Dataset rows describing interfaces
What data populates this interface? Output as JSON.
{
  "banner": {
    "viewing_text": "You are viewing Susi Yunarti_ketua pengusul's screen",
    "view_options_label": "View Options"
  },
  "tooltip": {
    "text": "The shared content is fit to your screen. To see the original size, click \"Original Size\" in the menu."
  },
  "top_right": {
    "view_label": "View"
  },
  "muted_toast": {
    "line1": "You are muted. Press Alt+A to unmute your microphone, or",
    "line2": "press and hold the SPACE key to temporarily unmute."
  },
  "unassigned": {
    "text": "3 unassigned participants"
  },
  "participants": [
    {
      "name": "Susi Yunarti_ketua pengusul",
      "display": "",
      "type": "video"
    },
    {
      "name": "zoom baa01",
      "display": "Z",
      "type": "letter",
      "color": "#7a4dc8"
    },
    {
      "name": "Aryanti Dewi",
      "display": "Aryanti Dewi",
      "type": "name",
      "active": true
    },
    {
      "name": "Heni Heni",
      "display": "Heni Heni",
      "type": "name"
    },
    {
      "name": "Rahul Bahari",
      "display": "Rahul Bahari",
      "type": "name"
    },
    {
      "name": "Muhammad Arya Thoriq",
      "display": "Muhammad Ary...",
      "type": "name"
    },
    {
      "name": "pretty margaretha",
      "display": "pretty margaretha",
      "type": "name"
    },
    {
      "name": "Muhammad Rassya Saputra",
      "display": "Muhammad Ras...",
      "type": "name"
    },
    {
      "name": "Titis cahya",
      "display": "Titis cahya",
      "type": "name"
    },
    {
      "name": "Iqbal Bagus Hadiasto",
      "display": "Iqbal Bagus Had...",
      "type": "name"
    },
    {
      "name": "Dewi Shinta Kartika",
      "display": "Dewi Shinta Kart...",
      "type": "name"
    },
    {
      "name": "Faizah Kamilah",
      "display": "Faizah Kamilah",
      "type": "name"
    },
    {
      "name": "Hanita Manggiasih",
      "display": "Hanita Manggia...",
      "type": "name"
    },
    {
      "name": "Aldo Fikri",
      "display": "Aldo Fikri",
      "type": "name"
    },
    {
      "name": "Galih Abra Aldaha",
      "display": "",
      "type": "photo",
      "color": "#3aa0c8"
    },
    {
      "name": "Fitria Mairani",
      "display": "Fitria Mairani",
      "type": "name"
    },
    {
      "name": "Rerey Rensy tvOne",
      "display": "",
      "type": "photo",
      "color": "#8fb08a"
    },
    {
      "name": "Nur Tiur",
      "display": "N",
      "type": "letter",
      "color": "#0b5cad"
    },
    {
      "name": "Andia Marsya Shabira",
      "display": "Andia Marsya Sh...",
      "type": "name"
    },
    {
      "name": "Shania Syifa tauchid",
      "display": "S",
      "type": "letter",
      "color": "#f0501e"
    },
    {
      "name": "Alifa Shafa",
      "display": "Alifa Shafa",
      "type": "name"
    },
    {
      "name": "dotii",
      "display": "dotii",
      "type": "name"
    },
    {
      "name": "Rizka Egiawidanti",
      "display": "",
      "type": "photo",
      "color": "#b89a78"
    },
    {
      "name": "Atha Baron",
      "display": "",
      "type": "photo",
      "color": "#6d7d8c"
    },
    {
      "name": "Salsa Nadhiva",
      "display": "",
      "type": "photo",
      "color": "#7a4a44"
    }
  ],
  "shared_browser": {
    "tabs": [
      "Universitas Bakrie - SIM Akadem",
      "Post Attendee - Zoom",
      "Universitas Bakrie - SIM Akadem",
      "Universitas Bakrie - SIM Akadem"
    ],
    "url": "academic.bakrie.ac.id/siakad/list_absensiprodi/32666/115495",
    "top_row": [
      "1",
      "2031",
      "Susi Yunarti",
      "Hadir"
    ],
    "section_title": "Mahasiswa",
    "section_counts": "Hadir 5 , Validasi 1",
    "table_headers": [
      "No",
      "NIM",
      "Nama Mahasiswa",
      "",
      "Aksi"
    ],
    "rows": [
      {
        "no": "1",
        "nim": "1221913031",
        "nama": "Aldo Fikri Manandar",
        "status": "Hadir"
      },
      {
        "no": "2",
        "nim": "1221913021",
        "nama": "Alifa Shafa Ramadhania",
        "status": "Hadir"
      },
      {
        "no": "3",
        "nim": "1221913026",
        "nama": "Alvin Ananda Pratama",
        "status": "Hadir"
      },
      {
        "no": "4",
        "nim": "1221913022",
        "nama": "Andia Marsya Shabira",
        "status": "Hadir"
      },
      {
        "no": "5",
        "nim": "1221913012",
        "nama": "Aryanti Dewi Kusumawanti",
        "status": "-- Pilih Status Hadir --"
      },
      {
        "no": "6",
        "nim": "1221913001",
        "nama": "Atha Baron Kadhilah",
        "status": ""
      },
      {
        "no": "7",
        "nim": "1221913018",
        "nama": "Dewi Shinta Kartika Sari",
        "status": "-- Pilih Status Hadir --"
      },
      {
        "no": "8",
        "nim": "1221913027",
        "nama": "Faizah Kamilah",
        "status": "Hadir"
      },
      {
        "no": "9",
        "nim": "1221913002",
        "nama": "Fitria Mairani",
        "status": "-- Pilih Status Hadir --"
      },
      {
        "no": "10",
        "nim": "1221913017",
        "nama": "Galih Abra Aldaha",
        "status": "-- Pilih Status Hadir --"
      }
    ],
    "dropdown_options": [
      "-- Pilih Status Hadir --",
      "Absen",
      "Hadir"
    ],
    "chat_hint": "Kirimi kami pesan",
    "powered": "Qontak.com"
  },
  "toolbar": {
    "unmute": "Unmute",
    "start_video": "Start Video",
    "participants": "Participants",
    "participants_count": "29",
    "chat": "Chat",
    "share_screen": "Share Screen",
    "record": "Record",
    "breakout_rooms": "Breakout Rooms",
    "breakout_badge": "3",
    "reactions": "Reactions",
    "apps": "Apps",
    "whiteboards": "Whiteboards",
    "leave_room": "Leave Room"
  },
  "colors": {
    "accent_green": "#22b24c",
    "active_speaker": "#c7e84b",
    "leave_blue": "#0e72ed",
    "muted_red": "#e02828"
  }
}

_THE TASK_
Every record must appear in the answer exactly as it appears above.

_OUTPUT FOR THIS TASK_
What data populates this interface? Output as JSON.
{
  "banner": {
    "viewing_text": "You are viewing Susi Yunarti_ketua pengusul's screen",
    "view_options_label": "View Options"
  },
  "tooltip": {
    "text": "The shared content is fit to your screen. To see the original size, click \"Original Size\" in the menu."
  },
  "top_right": {
    "view_label": "View"
  },
  "muted_toast": {
    "line1": "You are muted. Press Alt+A to unmute your microphone, or",
    "line2": "press and hold the SPACE key to temporarily unmute."
  },
  "unassigned": {
    "text": "3 unassigned participants"
  },
  "participants": [
    {
      "name": "Susi Yunarti_ketua pengusul",
      "display": "",
      "type": "video"
    },
    {
      "name": "zoom baa01",
      "display": "Z",
      "type": "letter",
      "color": "#7a4dc8"
    },
    {
      "name": "Aryanti Dewi",
      "display": "Aryanti Dewi",
      "type": "name",
      "active": true
    },
    {
      "name": "Heni Heni",
      "display": "Heni Heni",
      "type": "name"
    },
    {
      "name": "Rahul Bahari",
      "display": "Rahul Bahari",
      "type": "name"
    },
    {
      "name": "Muhammad Arya Thoriq",
      "display": "Muhammad Ary...",
      "type": "name"
    },
    {
      "name": "pretty margaretha",
      "display": "pretty margaretha",
      "type": "name"
    },
    {
      "name": "Muhammad Rassya Saputra",
      "display": "Muhammad Ras...",
      "type": "name"
    },
    {
      "name": "Titis cahya",
      "display": "Titis cahya",
      "type": "name"
    },
    {
      "name": "Iqbal Bagus Hadiasto",
      "display": "Iqbal Bagus Had...",
      "type": "name"
    },
    {
      "name": "Dewi Shinta Kartika",
      "display": "Dewi Shinta Kart...",
      "type": "name"
    },
    {
      "name": "Faizah Kamilah",
      "display": "Faizah Kamilah",
      "type": "name"
    },
    {
      "name": "Hanita Manggiasih",
      "display": "Hanita Manggia...",
      "type": "name"
    },
    {
      "name": "Aldo Fikri",
      "display": "Aldo Fikri",
      "type": "name"
    },
    {
      "name": "Galih Abra Aldaha",
      "display": "",
      "type": "photo",
      "color": "#3aa0c8"
    },
    {
      "name": "Fitria Mairani",
      "display": "Fitria Mairani",
      "type": "name"
    },
    {
      "name": "Rerey Rensy tvOne",
      "display": "",
      "type": "photo",
      "color": "#8fb08a"
    },
    {
      "name": "Nur Tiur",
      "display": "N",
      "type": "letter",
      "color": "#0b5cad"
    },
    {
      "name": "Andia Marsya Shabira",
      "display": "Andia Marsya Sh...",
      "type": "name"
    },
    {
      "name": "Shania Syifa tauchid",
      "display": "S",
      "type": "letter",
      "color": "#f0501e"
    },
    {
      "name": "Alifa Shafa",
      "display": "Alifa Shafa",
      "type": "name"
    },
    {
      "name": "dotii",
      "display": "dotii",
      "type": "name"
    },
    {
      "name": "Rizka Egiawidanti",
      "display": "",
      "type": "photo",
      "color": "#b89a78"
    },
    {
      "name": "Atha Baron",
      "display": "",
      "type": "photo",
      "color": "#6d7d8c"
    },
    {
      "name": "Salsa Nadhiva",
      "display": "",
      "type": "photo",
      "color": "#7a4a44"
    }
  ],
  "shared_browser": {
    "tabs": [
      "Universitas Bakrie - SIM Akadem",
      "Post Attendee - Zoom",
      "Universitas Bakrie - SIM Akadem",
      "Universitas Bakrie - SIM Akadem"
    ],
    "url": "academic.bakrie.ac.id/siakad/list_absensiprodi/32666/115495",
    "top_row": [
      "1",
      "2031",
      "Susi Yunarti",
      "Hadir"
    ],
    "section_title": "Mahasiswa",
    "section_counts": "Hadir 5 , Validasi 1",
    "table_headers": [
      "No",
      "NIM",
      "Nama Mahasiswa",
      "",
      "Aksi"
    ],
    "rows": [
      {
        "no": "1",
        "nim": "1221913031",
        "nama": "Aldo Fikri Manandar",
        "status": "Hadir"
      },
      {
        "no": "2",
        "nim": "1221913021",
        "nama": "Alifa Shafa Ramadhania",
        "status": "Hadir"
      },
      {
        "no": "3",
        "nim": "1221913026",
        "nama": "Alvin Ananda Pratama",
        "status": "Hadir"
      },
      {
        "no": "4",
        "nim": "1221913022",
        "nama": "Andia Marsya Shabira",
        "status": "Hadir"
      },
      {
        "no": "5",
        "nim": "1221913012",
        "nama": "Aryanti Dewi Kusumawanti",
        "status": "-- Pilih Status Hadir --"
      },
      {
        "no": "6",
        "nim": "1221913001",
        "nama": "Atha Baron Kadhilah",
        "status": ""
      },
      {
        "no": "7",
        "nim": "1221913018",
        "nama": "Dewi Shinta Kartika Sari",
        "status": "-- Pilih Status Hadir --"
      },
      {
        "no": "8",
        "nim": "1221913027",
        "nama": "Faizah Kamilah",
        "status": "Hadir"
      },
      {
        "no": "9",
        "nim": "1221913002",
        "nama": "Fitria Mairani",
        "status": "-- Pilih Status Hadir --"
      },
      {
        "no": "10",
        "nim": "1221913017",
        "nama": "Galih Abra Aldaha",
        "status": "-- Pilih Status Hadir --"
      }
    ],
    "dropdown_options": [
      "-- Pilih Status Hadir --",
      "Absen",
      "Hadir"
    ],
    "chat_hint": "Kirimi kami pesan",
    "powered": "Qontak.com"
  },
  "toolbar": {
    "unmute": "Unmute",
    "start_video": "Start Video",
    "participants": "Participants",
    "participants_count": "29",
    "chat": "Chat",
    "share_screen": "Share Screen",
    "record": "Record",
    "breakout_rooms": "Breakout Rooms",
    "breakout_badge": "3",
    "reactions": "Reactions",
    "apps": "Apps",
    "whiteboards": "Whiteboards",
    "leave_room": "Leave Room"
  },
  "colors": {
    "accent_green": "#22b24c",
    "active_speaker": "#c7e84b",
    "leave_blue": "#0e72ed",
    "muted_red": "#e02828"
  }
}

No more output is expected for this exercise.